U.S. Life Saving Service Exhibit: Rare documents; station log books; uniform medals and buttons; complete 39-volume set of annual USLSS reports from 1876 to 1914; Lyle gun; coston cannister; patrolman “checks” and much more!
Rare post-card collection of New Jersey towns, USLSS stations, lighthouses and other maritime-related fields.
Extensive research library, consisting of hundreds of rare, out-of-print books, Sailor’s Magazine and Naval Journal, shipwreck files and photographs.
Pre-historic fossils recovered from the inter-continental shelf off the New Jersey coast on loan.
Antique navigational equipment, including taffrail logs, speaking trumpet, chronograph, compass, inclinometer, etc.
Photographs of Beach Haven’s 1930’s head-boats by renowned photographer Dave Gurtcheff, along with classic scenes of yesteryear Beach Haven and other New Jersey coastal communities.
Large number of shipwreck artifacts recovered from various wreck sites off the New Jersey coast by well-known members of the diving community.
Antique china and silver depicting coastal towns, life-saving stations and lighthouses along the New Jersey coast.
The most extensive Morro Castle shipwreck exhibit ever seen, including: rare photographs, original 1934 video news footage of the disaster; an authenticated life-vest worn by one of the survivors; original Acme News media photos; autographed menus; 1934 newspaper accounts; stateroom keys; rescuer notes; inscribed tokens, rescuer notes and much more.
Antique diving gear, including a Mark V Navy diving outfits; rebreather, double hose regulators, etc.
Beautiful china plates, platters, pitchers and other artifacts recovered from the 1827 wreck of the Aurora off Sandy Hook.
The Robert J Walker was an iron-clad side-wheel steamer assigned to the US Coast Survey to chart the coast of the United States.
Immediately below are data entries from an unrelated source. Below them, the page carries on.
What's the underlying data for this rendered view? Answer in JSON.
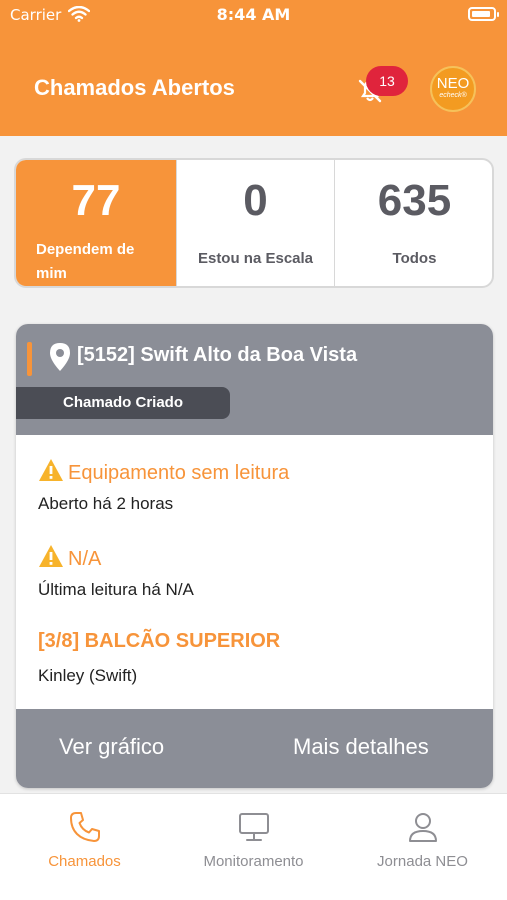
{
  "status_bar": {
    "carrier": "Carrier",
    "time": "8:44 AM"
  },
  "header": {
    "title": "Chamados Abertos",
    "notification_count": "13",
    "logo_text": "NEO",
    "logo_subtext": "echeck®",
    "accent_color": "#f7943a",
    "badge_color": "#e0243c"
  },
  "stats": [
    {
      "value": "77",
      "label": "Dependem de mim",
      "active": true
    },
    {
      "value": "0",
      "label": "Estou na Escala",
      "active": false
    },
    {
      "value": "635",
      "label": "Todos",
      "active": false
    }
  ],
  "ticket": {
    "location": "[5152] Swift Alto da Boa Vista",
    "status": "Chamado Criado",
    "alerts": [
      {
        "title": "Equipamento sem leitura",
        "description": "Aberto há 2 horas",
        "icon": "warning-icon"
      },
      {
        "title": "N/A",
        "description": "Última leitura há N/A",
        "icon": "warning-icon"
      },
      {
        "title": "[3/8] BALCÃO SUPERIOR",
        "description": "Kinley (Swift)"
      }
    ],
    "actions": {
      "chart": "Ver gráfico",
      "details": "Mais detalhes"
    }
  },
  "tabbar": [
    {
      "label": "Chamados",
      "icon": "phone-icon",
      "active": true
    },
    {
      "label": "Monitoramento",
      "icon": "monitor-icon",
      "active": false
    },
    {
      "label": "Jornada NEO",
      "icon": "user-icon",
      "active": false
    }
  ]
}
Walker sank on June 21, 1860 after a collision with Fanny 12 miles east of Absecon Beach. The Coast Survey is now part of the National Oceanic and Atmospheric Administration (NOAA). The wreck of the Walker has been identified and surveyed by NOAA and local divers. The NJ Maritime Museum is honored to be the only location to have a permanent exhibit of the Walker and some of her artifacts.
We are grateful to several persons who have donated collections of 19th century shipbuilding tools. Viewing these tools helps our visitors to understand how those huge wooden ships were built by shipwrights using these hand tools.
Like it or not, sharks are a part of New Jersey’s maritime history. The most famous are the shark attacks that killed two people during the summer of 1916. The 1916 shark attacks will be the theme of the 2016 museum fundraiser next September.